Airlines Know You’re Stealing Their Salt and Pepper Shakers

Jan 8, 2017

This post contains references to products from one or more of our advertisers. We may receive compensation when you click on links to those products. Terms apply to the offers listed on this page. For an explanation of our Advertising Policy, visit this page.

There’s something about a change of scenery that seems to bring out the sticky fingers in a lot of travelers — the American Hotel & Lodging Association once estimated that theft costs hotels a mind-boggling $100 million per year. In a 2013 UK poll, 69 percent of respondents admitted to stealing items from a hotel while on vacation. No matter where you are, or where you’re from, towels and batteries (yes, batteries) seem to be among the most irresistible items to pack away into your suitcase. But holiday thieving isn’t just confined to hotel rooms; airplanes, too, seem to offer a treasure trove of goodies for flyers. There must be something in the air. And the airlines know it.

The travel pros over at Runway Girl decided to delve deeper into the inflight plundering phenomenon and got the goods on some of the most “popular” items to pinch. Surprisingly — or maybe not, if you’ve got your own set of them stashed away — salt and pepper shakers are a hot (hot) commodity. Up until 2013, individuals seated in Cathay Pacific’s business-class section had a thing for the airline’s pebble-shaped salt and pepper pots, so much so that the airline had to replace them with boring old plastic ones because of how much it cost to keep replacing them. “They were the most frequently pilfered items in the history of Cathay Pacific, by a huge margin,” airline chairman John Slosar told the South China Morning Post at the time, joking that they should have either come with a gift box or the words “Stolen from Cathay Pacific” stamped on the bottom.

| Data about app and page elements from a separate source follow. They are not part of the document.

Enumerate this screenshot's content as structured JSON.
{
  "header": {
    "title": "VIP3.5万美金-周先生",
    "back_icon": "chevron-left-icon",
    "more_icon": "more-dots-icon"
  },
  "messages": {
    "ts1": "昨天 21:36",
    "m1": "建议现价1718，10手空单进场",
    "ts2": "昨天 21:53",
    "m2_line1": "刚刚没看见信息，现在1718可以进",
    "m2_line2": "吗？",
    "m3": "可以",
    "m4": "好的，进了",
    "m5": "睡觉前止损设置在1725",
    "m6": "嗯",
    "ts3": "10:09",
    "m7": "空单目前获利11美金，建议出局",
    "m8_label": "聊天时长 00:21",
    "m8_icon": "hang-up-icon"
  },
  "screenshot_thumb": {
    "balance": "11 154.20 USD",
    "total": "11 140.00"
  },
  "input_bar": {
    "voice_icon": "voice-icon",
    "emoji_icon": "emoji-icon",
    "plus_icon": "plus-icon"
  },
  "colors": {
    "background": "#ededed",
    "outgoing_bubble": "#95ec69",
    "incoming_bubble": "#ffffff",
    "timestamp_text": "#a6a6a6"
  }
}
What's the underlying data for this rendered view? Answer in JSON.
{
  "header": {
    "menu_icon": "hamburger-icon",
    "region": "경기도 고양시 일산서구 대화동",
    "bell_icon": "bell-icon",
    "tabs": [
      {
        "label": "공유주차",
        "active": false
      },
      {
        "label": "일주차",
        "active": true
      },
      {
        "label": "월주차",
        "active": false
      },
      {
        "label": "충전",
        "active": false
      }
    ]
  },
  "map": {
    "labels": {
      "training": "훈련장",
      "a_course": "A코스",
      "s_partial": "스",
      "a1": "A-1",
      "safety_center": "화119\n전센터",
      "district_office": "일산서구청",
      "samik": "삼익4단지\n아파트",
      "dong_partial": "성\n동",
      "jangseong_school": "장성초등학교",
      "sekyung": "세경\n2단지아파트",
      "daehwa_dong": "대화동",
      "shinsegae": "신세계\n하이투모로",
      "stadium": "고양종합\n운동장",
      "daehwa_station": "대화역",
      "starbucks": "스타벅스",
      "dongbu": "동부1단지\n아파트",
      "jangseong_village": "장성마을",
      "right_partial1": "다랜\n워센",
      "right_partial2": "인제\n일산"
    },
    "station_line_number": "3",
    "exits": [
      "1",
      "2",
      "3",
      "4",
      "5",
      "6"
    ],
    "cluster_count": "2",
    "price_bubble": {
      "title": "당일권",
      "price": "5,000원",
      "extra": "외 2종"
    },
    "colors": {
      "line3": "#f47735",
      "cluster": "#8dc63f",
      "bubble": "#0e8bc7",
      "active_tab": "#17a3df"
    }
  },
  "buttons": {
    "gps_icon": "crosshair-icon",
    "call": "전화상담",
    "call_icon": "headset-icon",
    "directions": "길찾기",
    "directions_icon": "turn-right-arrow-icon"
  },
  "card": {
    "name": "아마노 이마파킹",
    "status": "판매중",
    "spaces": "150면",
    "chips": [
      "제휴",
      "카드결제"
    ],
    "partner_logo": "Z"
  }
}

In 2011, Virgin Atlantic had to yank its iconic airplane-shaped salt and pepper shakers — known to frequent flyers as Wilbur and Orville — because of how often they, too, were finding their way into travelers’ pockets. But in 2012, the carrier brought them back, this time with a very pointed message printed on the bottom, “Pinched From Virgin Atlantic,” although, let’s face it, that may have only increased their value to grabby guests.

Over at Finnair, it’s the airlines collaboration with design house Marimekko that gets travelers’ attention. Though the airline sells a collection of branded tableware and accessories through its online shop, the zero dollar price tag that passengers find when they see the brand’s brightly colored tableware right on the tray in front of them is just too good a deal to pass up.

Finnair
Finnair’s Marimekko tableware is so bright, so pretty, so ripe for stealing? Image courtesy of Finnair.

Etihad’s business-class passengers, on the other hand, are more interested in the duvets keeping them warm and cozy throughout their flights. If passengers aren’t complimenting the flight crew on their comfort, they’re shoving them into their carry-ons — the duvets often make their way to eBay, too, where they’ve been known to sell for about $130 apiece.

Even more strange? The number of passengers who steal the life vests from underneath the seats. “People take those life jackets, located under or between your seat, as souvenirs,” Airfarewatchdog.com founder George Hobica told Huffington Post. “It’s a vile and punishable offense, and while airlines do check each seat at the start of every day, a plane could make several trips in a day, during any one of which a passenger could steal a life vest. So, I learned, it’s a good idea to check if the life jacket is indeed there.” Good advice!

Stealing right below the noses of the friendly flight attendants who are there to make your flight better is a bold move to be sure. But apparently, not an unexpected one. You’ll never get an extra serving of pretzels with that kind of behavior.

H/T: Runway Girl

Featured image courtesy of Jeremy Keith via Flickr.

Editorial Disclaimer: Opinions expressed here are the author’s alone, not those of any bank, credit card issuer, airlines or hotel chain, and have not been reviewed, approved or otherwise endorsed by any of these entities.

Disclaimer: The responses below are not provided or commissioned by the bank advertiser. Responses have not been reviewed, approved or otherwise endorsed by the bank advertiser. It is not the bank advertiser’s responsibility to ensure all posts and/or questions are answered.